“The weaker rouble is a damning indictment of Russia’s war on Ukraine,” Timothy Ash, the senior sovereign strategist at BlueBay Asset Management in London said in emailed comments. “It is being driven not only by lower energy receipts due to the loss of the bulk of the European gas business but also by the success of the G7 oil price cap, the much higher cost of imports due to sanctions and then continued capital flight. The response will likely be higher policy rates and capital controls which will mean higher inflation, and ultimately lower growth.”
The CBR’s Deputy Governor Alexey Zabotkin emphasized that the central bank remains committed to a floating exchange-rate policy, which enables the economy to adapt to changing external conditions.
Chris Weafer, the founder and CEO of Macro Advisory and former head of research at multiple Moscow-based investment banks, has argued that the CBR has actually engineered the weakening of the ruble on purpose to support the budget. As oil revenues are denominated in dollars in the budget but converted to rubles to meet payments, a devaluation creates more rubles for the government to spend and helps narrow the deficit. As bne IntelliNews reported, the deficit has fallen dramatically in recent months and is currently only 1.8% of GDP – back inside the Ministry of Finance (MinFin)’s target of 2% of GDP.
Despite the ruble's decline, Russian officials have downplayed the risks to financial stability, attributing the currency's weakness to deteriorating foreign trade conditions. However, analysts suggest that stabilizing the ruble would require a policy interest rate increase and careful fiscal management to ensure budgetary stability.
The CBR has already put through a surprise 100bp hike in July and I expected to hike again at its next meeting.
“To stabilize the ruble, we estimate the policy interest rate needs to rise closer to 10% and federal budget spending must be kept within the fiscal ceiling.
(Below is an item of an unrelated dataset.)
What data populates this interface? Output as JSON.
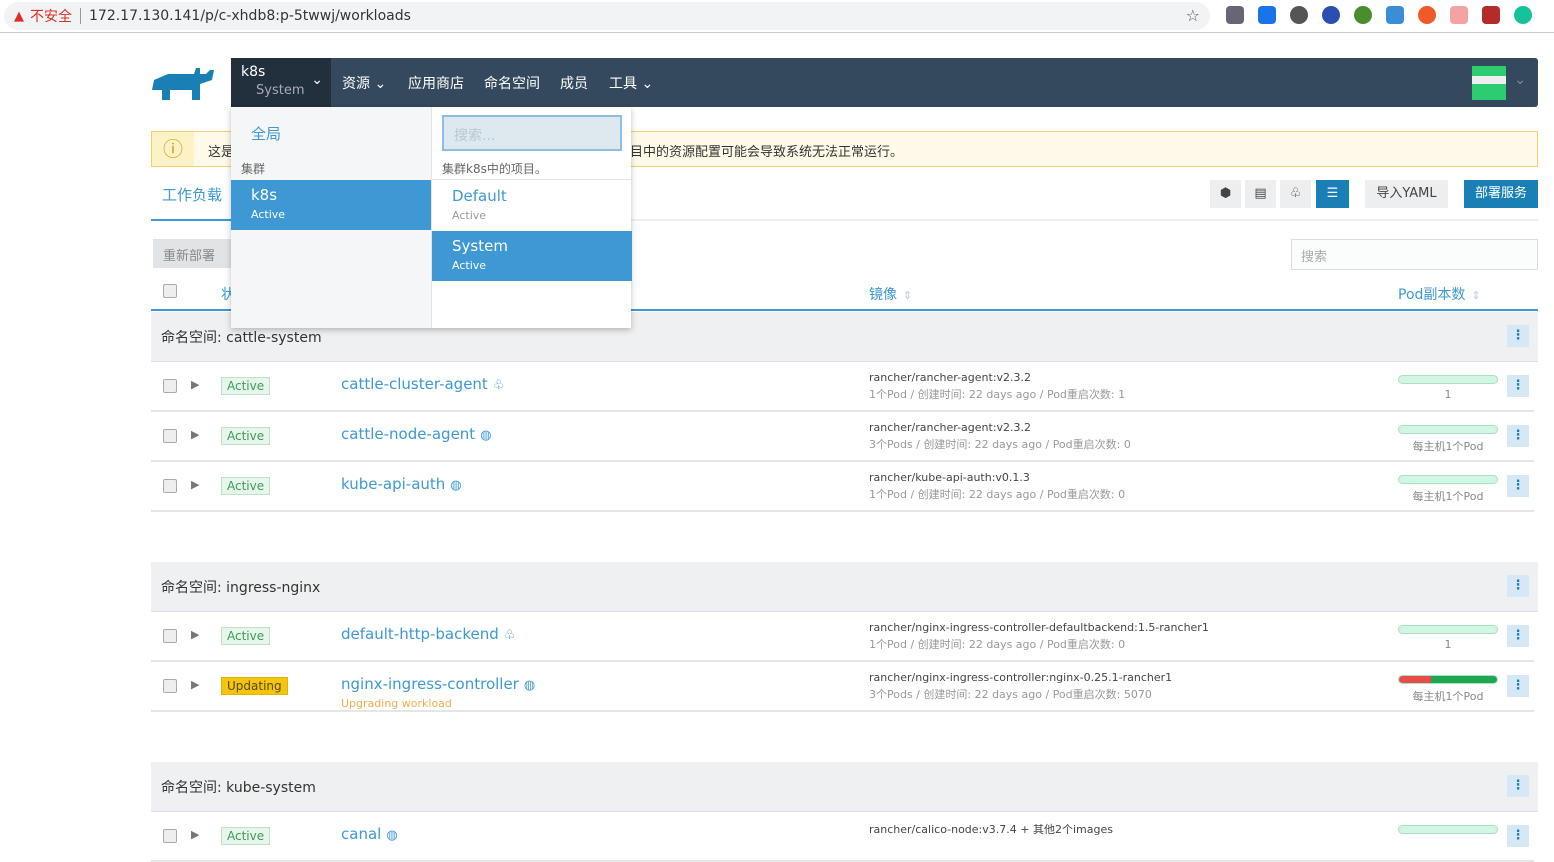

The ruble may benefit from higher crude oil prices, but domestic monetary policy will remain a more reliable anchor for the currency. The Bank of Russia will need to hike the policy rate by 50-100 basis points at its September 15 meeting to boost domestic savings and reduce imports.” —Alexander Isakov, Russia economist. For more, click here Revenues of Russian oil and gas exporters declined to $6.9bn in July from $16.8bn in the same period last year, according to the latest central bank data. An easing of restrictions on moving money abroad has also led to accelerated capital flight as Russians race to shift funds into foreign accounts,” Alexander Isakov, head of Russia and CIS macroeconomics at Bloomberg, said in a report.
Central bank Governor Elvira Nabiullina has repeatedly pointed to the deterioration in foreign trade conditions as the main reason for the ruble’s weakness, while ruling out intervention to support the exchange rate.